Young earners often start their careers with significant dreams and hopes that often require money to achieve. Many are enticed by “get rich quick schemes” not realising that making a lot of money today and building wealth for the future are not one and the same.
Though some young earners have realised the value of saving, many are yet to understand how to gain the most returns out of that money, often causing them to give up quickly. One thing I’ve learnt during my interactions with young earners is that there are certain common mistakes that run through all their stories.
‘I bought a life insurance policy to save tax’
Many young earners blindly invest in life insurance usually at the end of the year when they need to submit tax saving proof to their HR. This sort of impulsive investment usually leads to disappointing returns as most have failed to consider all factors before making a hasty decision.

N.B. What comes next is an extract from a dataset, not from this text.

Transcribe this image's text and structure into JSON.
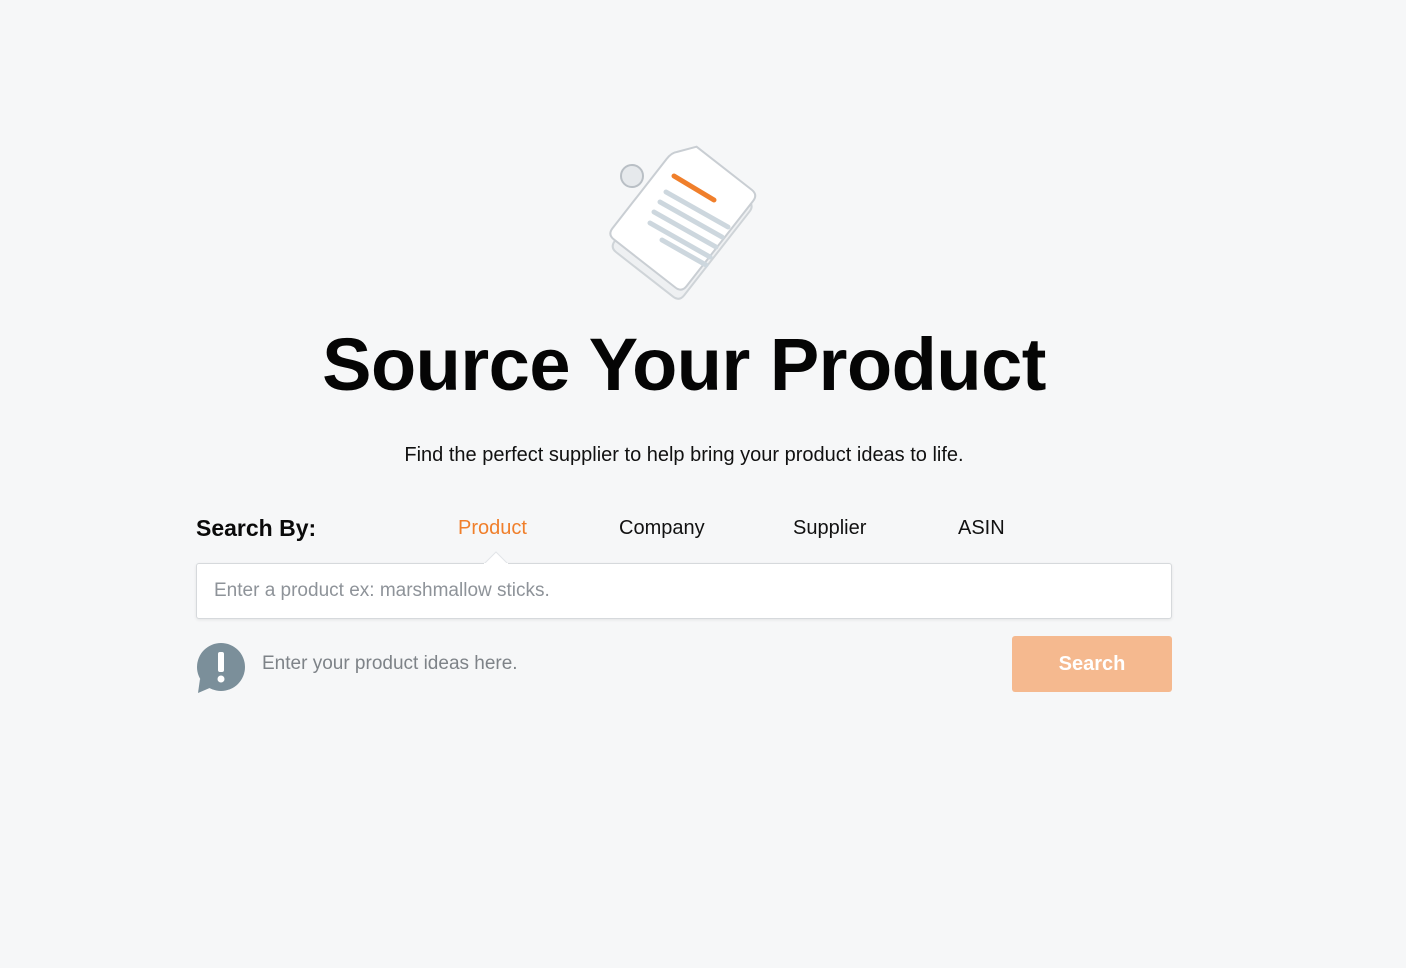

The truth is that almost every other tax saving option is better than buying life insurance. The best option for young earners is essentially Tax-saving (ELSS) funds as they provide tax-free returns with the shortest lock-in period.
‘I wasn’t sure whereto invest, so I didn’t’
Investing early can help grow wealth, sustainably, for the future. Most young earners don’t know where to invest their money, and most importantly they don’t know that starting small yet, starting early is better than waiting for a large sum of money to accumulate.
As a result, they often let their earnings sit idle in their bank accounts for extended amounts of time. This forms unsustainable spending habits and fails to create long-term wealth. If you don’t know enough about mutual fund investments, start by setting aside 5-10% of your salary every month in a debt fund or recurring deposit.
‘I don’t invest in self-improvement’
Many young earners believe it’s a waste to invest in opportunities that could add to their skills and expertise once they have a job. However, to keep the process of learning continuous, develop new skills and improve the quality of life, self-improvement is a must.
Personal development is a life long investment process that enables you to maximise your potential to not only grow your skill set but also grow your avenues for wealth creation. Improving and expanding your skill set can boost your career prospects and ensure job security.
‘I change jobs every year to increase my salary’
This mistake is often made as young earners quickly become bored with their jobs and believe they are being more ambitious if they pursue new opportunities on a regular basis. This ‘getting ahead’ trend can be harmful to your career as it can prevent you from reaching a level of higher experience and seniority within your company.
Jumping jobs purely for monetary gain can cause you to be unsatisfied in the long-term and often curbs opportunities for better career prospects. On the other hand, staying with one company for a long period of time can not only allow you to develop skills in a specific field, but can guarantee stable financial progress.
‘I forgot about my education loan’
A large number of young people today start off their careers with education loans. With the pressures of work and the start of a new life, repaying the education loan takes a backseat. However, ignoring education loans can cause interest to mount up leaving you with a bigger repayment amount.
Being systematic in your early life about paying loans is the corner stone of financial disciple and success. Fulfillment of this obligation can only serve to improve credit scores and even allow you to avail of other loans in the future at competitive rates. Once you have completed paying your education loans it is advisable to redirect this amount towards long-term investments.
As a young earner it is important to invest time in understanding the principles of money and investments so you can avoid these common mistakes. The mistakes you make today may seem to have little financial impact but are liable to come back and prove costly in the future.
Making a lot of money is a good ambition to have, but building your long-term wealth takes long-term effort. With a little big of planning and foresight you can make sure your money goes where you need it the most instead of trickling out of your grasp when you weren’t paying attention.
(The writer is CEO of Scripbox)